» PROBLEM DESCRIPTION
Copy out each line of the listing below in which the string "orig" occurs.

» DATA EXTRACTS
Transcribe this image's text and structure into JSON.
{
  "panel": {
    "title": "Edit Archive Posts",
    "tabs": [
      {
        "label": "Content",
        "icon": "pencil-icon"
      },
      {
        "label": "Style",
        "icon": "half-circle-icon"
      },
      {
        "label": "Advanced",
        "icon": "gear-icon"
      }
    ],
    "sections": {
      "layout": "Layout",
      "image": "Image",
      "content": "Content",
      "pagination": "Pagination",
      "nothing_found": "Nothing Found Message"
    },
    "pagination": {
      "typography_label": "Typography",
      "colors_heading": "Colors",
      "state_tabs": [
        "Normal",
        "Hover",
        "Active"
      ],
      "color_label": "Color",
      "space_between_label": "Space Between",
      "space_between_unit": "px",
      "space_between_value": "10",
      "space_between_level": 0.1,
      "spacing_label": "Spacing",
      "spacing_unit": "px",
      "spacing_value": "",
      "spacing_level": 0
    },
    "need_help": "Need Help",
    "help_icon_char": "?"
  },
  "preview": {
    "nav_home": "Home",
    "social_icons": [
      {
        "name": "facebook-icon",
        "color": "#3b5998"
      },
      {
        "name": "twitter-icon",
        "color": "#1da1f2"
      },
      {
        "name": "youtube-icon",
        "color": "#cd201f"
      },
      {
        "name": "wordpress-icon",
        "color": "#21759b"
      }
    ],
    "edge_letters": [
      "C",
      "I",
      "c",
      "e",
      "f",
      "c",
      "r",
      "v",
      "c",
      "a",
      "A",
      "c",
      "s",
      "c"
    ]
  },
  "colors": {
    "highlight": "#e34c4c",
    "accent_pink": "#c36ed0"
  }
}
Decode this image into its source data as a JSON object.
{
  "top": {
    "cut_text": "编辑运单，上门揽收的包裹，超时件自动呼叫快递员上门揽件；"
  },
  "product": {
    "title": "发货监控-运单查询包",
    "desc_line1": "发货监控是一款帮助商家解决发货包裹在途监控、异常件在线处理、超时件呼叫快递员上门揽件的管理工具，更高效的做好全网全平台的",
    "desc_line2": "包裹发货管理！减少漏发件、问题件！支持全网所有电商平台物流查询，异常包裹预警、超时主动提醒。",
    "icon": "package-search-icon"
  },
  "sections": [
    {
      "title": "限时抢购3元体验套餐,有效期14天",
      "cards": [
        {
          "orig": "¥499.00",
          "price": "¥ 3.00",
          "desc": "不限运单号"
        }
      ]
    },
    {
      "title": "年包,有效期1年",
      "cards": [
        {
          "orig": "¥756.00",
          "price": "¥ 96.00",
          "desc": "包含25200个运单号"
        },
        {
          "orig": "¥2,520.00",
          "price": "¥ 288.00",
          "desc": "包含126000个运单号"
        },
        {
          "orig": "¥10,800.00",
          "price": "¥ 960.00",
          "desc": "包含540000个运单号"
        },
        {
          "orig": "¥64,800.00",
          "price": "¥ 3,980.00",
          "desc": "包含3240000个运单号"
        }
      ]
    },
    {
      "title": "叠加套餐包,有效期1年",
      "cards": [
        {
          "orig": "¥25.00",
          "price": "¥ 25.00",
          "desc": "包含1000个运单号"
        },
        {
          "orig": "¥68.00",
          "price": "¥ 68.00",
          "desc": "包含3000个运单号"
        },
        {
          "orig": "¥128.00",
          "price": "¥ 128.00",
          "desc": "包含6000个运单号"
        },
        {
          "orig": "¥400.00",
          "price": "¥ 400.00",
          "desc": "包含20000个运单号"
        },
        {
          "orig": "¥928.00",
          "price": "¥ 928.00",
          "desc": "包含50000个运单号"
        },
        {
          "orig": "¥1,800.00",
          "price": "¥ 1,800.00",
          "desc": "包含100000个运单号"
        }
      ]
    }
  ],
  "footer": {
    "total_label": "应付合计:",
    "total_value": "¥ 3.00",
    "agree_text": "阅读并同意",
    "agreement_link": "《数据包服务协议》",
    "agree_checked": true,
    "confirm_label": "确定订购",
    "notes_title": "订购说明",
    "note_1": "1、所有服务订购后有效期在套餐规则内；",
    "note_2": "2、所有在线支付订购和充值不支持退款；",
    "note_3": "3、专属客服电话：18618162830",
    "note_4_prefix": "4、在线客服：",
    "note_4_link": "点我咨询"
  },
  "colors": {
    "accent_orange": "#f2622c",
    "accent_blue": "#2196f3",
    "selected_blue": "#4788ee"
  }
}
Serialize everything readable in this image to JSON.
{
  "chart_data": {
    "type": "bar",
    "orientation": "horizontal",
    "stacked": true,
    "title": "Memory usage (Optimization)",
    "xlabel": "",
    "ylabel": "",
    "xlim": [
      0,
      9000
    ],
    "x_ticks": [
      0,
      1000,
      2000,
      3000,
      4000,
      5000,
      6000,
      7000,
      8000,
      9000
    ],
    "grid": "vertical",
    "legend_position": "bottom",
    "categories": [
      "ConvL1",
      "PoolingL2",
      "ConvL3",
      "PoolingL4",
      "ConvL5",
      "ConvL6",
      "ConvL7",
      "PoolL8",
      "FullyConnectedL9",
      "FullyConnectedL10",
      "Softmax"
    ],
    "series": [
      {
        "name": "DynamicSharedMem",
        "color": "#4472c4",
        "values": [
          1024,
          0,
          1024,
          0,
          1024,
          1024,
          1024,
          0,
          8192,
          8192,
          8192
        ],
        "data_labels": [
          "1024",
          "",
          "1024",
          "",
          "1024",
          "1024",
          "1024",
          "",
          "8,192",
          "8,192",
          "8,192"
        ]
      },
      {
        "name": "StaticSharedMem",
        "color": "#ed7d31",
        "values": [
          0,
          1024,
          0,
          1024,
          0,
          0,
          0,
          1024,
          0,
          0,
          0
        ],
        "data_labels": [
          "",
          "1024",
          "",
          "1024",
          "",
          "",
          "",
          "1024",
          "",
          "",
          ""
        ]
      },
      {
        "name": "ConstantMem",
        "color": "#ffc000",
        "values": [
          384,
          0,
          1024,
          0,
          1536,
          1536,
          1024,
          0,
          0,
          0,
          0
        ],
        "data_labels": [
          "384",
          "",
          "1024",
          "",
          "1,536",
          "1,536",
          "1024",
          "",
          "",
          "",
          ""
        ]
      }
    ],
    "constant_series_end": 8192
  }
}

» REPLY TO THE EXERCISE
          "orig": "¥499.00",
          "orig": "¥756.00",
          "orig": "¥2,520.00",
          "orig": "¥10,800.00",
          "orig": "¥64,800.00",
          "orig": "¥25.00",
          "orig": "¥68.00",
          "orig": "¥128.00",
          "orig": "¥400.00",
          "orig": "¥928.00",
          "orig": "¥1,800.00",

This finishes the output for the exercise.